== EXTRACTED MATERIAL ==
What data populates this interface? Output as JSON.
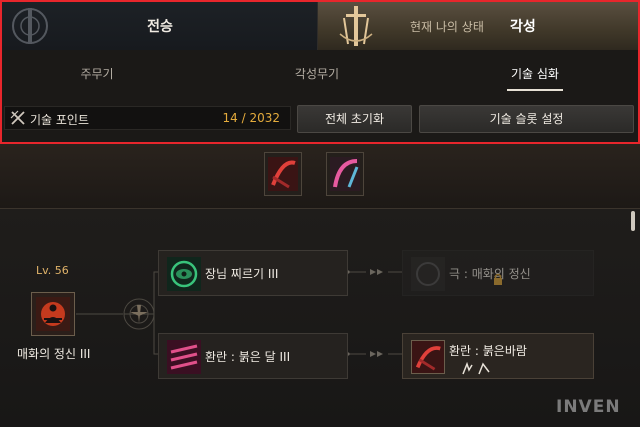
{
  "top_tabs": {
    "left_label": "전승",
    "right_sub": "현재 나의 상태",
    "right_label": "각성"
  },
  "sub_tabs": {
    "main_weapon": "주무기",
    "awaken_weapon": "각성무기",
    "skill_enhance": "기술 심화"
  },
  "points": {
    "label": "기술 포인트",
    "value": "14 / 2032"
  },
  "buttons": {
    "reset_all": "전체 초기화",
    "slot_settings": "기술 슬롯 설정"
  },
  "tree": {
    "level": "Lv. 56",
    "root_name": "매화의 정신 III",
    "node_top": "장님 찌르기 III",
    "node_locked": "극 : 매화의 정신",
    "node_bottom": "환란 : 붉은 달 III",
    "node_result": "환란 : 붉은바람"
  },
  "colors": {
    "points_value": "#e4ab3c",
    "highlight_border": "#e8262c",
    "level_text": "#e0b36a"
  },
  "icons": [
    "emblem-icon",
    "awakening-emblem-icon",
    "skill-point-icon",
    "lock-icon"
  ],
  "watermark": "INVEN"
}
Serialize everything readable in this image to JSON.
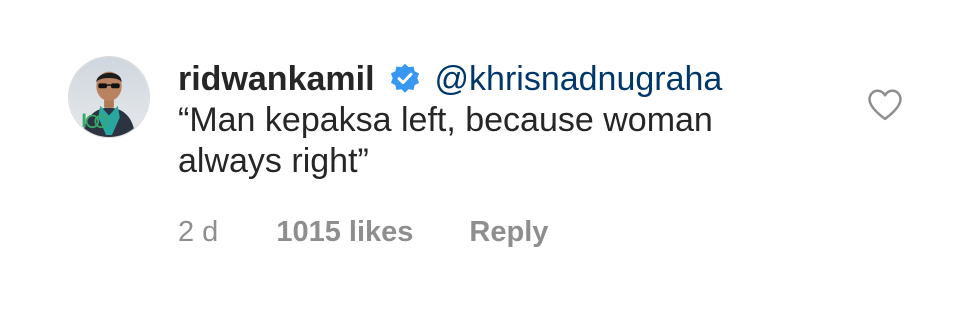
{
  "comment": {
    "username": "ridwankamil",
    "verified_icon": "verified-badge-icon",
    "mention": "@khrisnadnugraha",
    "text": "“Man kepaksa left, because woman always right”",
    "time": "2 d",
    "likes": "1015 likes",
    "reply_label": "Reply",
    "like_icon": "heart-outline-icon",
    "avatar": "profile-photo"
  },
  "colors": {
    "text": "#262626",
    "muted": "#8e8e8e",
    "mention": "#00376b",
    "verified": "#3897f0"
  }
}
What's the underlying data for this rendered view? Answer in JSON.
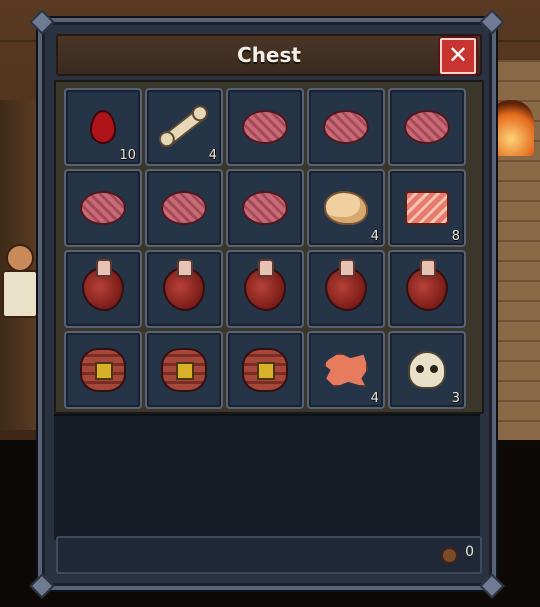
{
  "window": {
    "title": "Chest",
    "close_label": "✕"
  },
  "slots": [
    {
      "item": "blood-icon",
      "qty": "10"
    },
    {
      "item": "bone-icon",
      "qty": "4"
    },
    {
      "item": "brain-icon",
      "qty": ""
    },
    {
      "item": "brain-icon",
      "qty": ""
    },
    {
      "item": "brain-icon",
      "qty": ""
    },
    {
      "item": "brain-icon",
      "qty": ""
    },
    {
      "item": "brain-icon",
      "qty": ""
    },
    {
      "item": "brain-icon",
      "qty": ""
    },
    {
      "item": "fat-icon",
      "qty": "4"
    },
    {
      "item": "meat-icon",
      "qty": "8"
    },
    {
      "item": "heart-icon",
      "qty": ""
    },
    {
      "item": "heart-icon",
      "qty": ""
    },
    {
      "item": "heart-icon",
      "qty": ""
    },
    {
      "item": "heart-icon",
      "qty": ""
    },
    {
      "item": "heart-icon",
      "qty": ""
    },
    {
      "item": "intestines-icon",
      "qty": ""
    },
    {
      "item": "intestines-icon",
      "qty": ""
    },
    {
      "item": "intestines-icon",
      "qty": ""
    },
    {
      "item": "skin-icon",
      "qty": "4"
    },
    {
      "item": "skull-icon",
      "qty": "3"
    }
  ],
  "footer": {
    "coin_icon": "coin-icon",
    "coins": "0"
  },
  "colors": {
    "close_button": "#c8342f",
    "slot_bg": "#263447",
    "window_frame": "#596377"
  }
}
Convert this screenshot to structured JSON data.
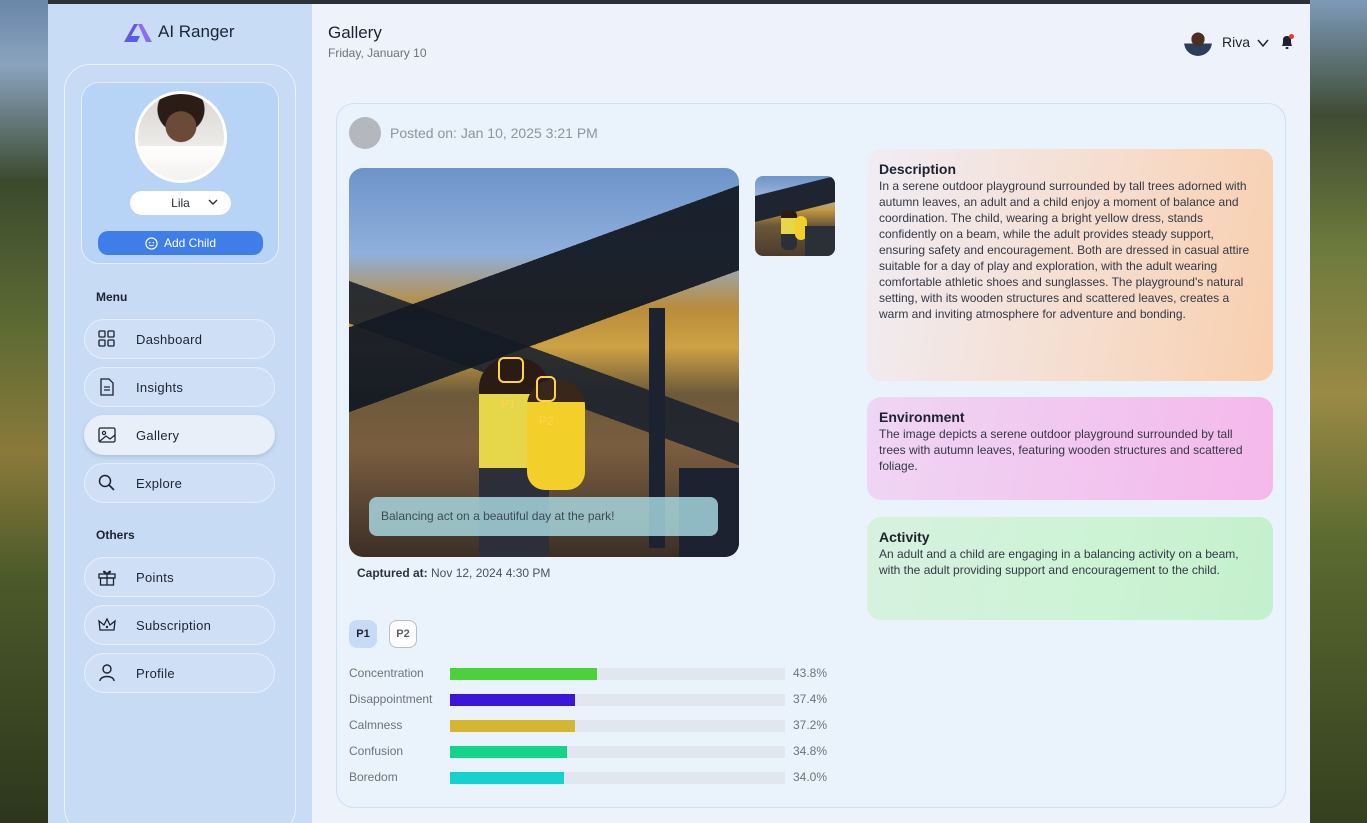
{
  "app": {
    "brand_name": "AI Ranger",
    "accent": "#3f7de8"
  },
  "sidebar": {
    "child_name": "Lila",
    "add_child_label": "Add Child",
    "menu_heading": "Menu",
    "menu_items": [
      {
        "label": "Dashboard",
        "icon": "grid-icon"
      },
      {
        "label": "Insights",
        "icon": "document-icon"
      },
      {
        "label": "Gallery",
        "icon": "image-icon",
        "active": true
      },
      {
        "label": "Explore",
        "icon": "search-icon"
      }
    ],
    "others_heading": "Others",
    "other_items": [
      {
        "label": "Points",
        "icon": "gift-icon"
      },
      {
        "label": "Subscription",
        "icon": "crown-icon"
      },
      {
        "label": "Profile",
        "icon": "user-icon"
      }
    ]
  },
  "header": {
    "title": "Gallery",
    "date": "Friday, January 10",
    "user_name": "Riva",
    "notification_dot_color": "#e53935"
  },
  "post": {
    "posted_on": "Posted on: Jan 10, 2025 3:21 PM",
    "caption": "Balancing act on a beautiful day at the park!",
    "captured_label": "Captured at:",
    "captured_value": "Nov 12, 2024 4:30 PM",
    "face_tags": [
      "P1",
      "P2"
    ],
    "person_tabs": [
      {
        "label": "P1",
        "selected": true
      },
      {
        "label": "P2",
        "selected": false
      }
    ],
    "emotions": [
      {
        "name": "Concentration",
        "value": 43.8,
        "display": "43.8%",
        "color": "#4cd13c"
      },
      {
        "name": "Disappointment",
        "value": 37.4,
        "display": "37.4%",
        "color": "#3a16d6"
      },
      {
        "name": "Calmness",
        "value": 37.2,
        "display": "37.2%",
        "color": "#d4b632"
      },
      {
        "name": "Confusion",
        "value": 34.8,
        "display": "34.8%",
        "color": "#14d48a"
      },
      {
        "name": "Boredom",
        "value": 34.0,
        "display": "34.0%",
        "color": "#14d2d2"
      }
    ]
  },
  "description": {
    "title": "Description",
    "body": "In a serene outdoor playground surrounded by tall trees adorned with autumn leaves, an adult and a child enjoy a moment of balance and coordination. The child, wearing a bright yellow dress, stands confidently on a beam, while the adult provides steady support, ensuring safety and encouragement. Both are dressed in casual attire suitable for a day of play and exploration, with the adult wearing comfortable athletic shoes and sunglasses. The playground's natural setting, with its wooden structures and scattered leaves, creates a warm and inviting atmosphere for adventure and bonding."
  },
  "environment": {
    "title": "Environment",
    "body": "The image depicts a serene outdoor playground surrounded by tall trees with autumn leaves, featuring wooden structures and scattered foliage."
  },
  "activity": {
    "title": "Activity",
    "body": "An adult and a child are engaging in a balancing activity on a beam, with the adult providing support and encouragement to the child."
  }
}
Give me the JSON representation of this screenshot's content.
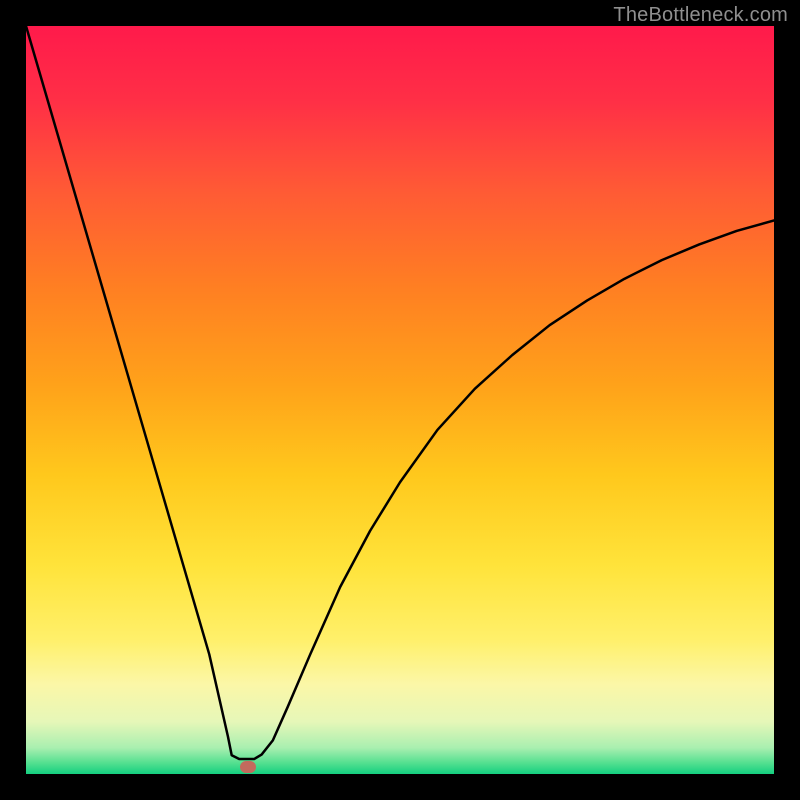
{
  "watermark": "TheBottleneck.com",
  "colors": {
    "accent_marker": "#c36a5d",
    "curve_stroke": "#000000",
    "frame_border": "#000000"
  },
  "gradient_stops": [
    {
      "offset": 0.0,
      "color": "#ff1a4b"
    },
    {
      "offset": 0.1,
      "color": "#ff2f46"
    },
    {
      "offset": 0.22,
      "color": "#ff5a35"
    },
    {
      "offset": 0.35,
      "color": "#ff7f22"
    },
    {
      "offset": 0.48,
      "color": "#ffa21a"
    },
    {
      "offset": 0.6,
      "color": "#ffc81c"
    },
    {
      "offset": 0.72,
      "color": "#ffe33a"
    },
    {
      "offset": 0.82,
      "color": "#fff06a"
    },
    {
      "offset": 0.88,
      "color": "#fbf7a7"
    },
    {
      "offset": 0.93,
      "color": "#e6f7b8"
    },
    {
      "offset": 0.965,
      "color": "#a9efb0"
    },
    {
      "offset": 0.985,
      "color": "#55e090"
    },
    {
      "offset": 1.0,
      "color": "#14cf80"
    }
  ],
  "chart_data": {
    "type": "line",
    "title": "",
    "xlabel": "",
    "ylabel": "",
    "xlim": [
      0,
      100
    ],
    "ylim": [
      0,
      100
    ],
    "marker": {
      "x": 29.7,
      "y": 1.0
    },
    "series": [
      {
        "name": "bottleneck-curve",
        "x": [
          0,
          3.5,
          7,
          10.5,
          14,
          17.5,
          21,
          24.5,
          27,
          27.5,
          28.5,
          30.5,
          31.5,
          33,
          35,
          38,
          42,
          46,
          50,
          55,
          60,
          65,
          70,
          75,
          80,
          85,
          90,
          95,
          100
        ],
        "y": [
          100,
          88,
          76,
          64,
          52,
          40,
          28,
          16,
          5,
          2.5,
          2,
          2,
          2.6,
          4.5,
          9,
          16,
          25,
          32.5,
          39,
          46,
          51.5,
          56,
          60,
          63.3,
          66.2,
          68.7,
          70.8,
          72.6,
          74
        ]
      }
    ]
  }
}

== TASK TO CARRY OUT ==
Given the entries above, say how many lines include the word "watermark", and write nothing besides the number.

== SOLUTION BELOW ==
2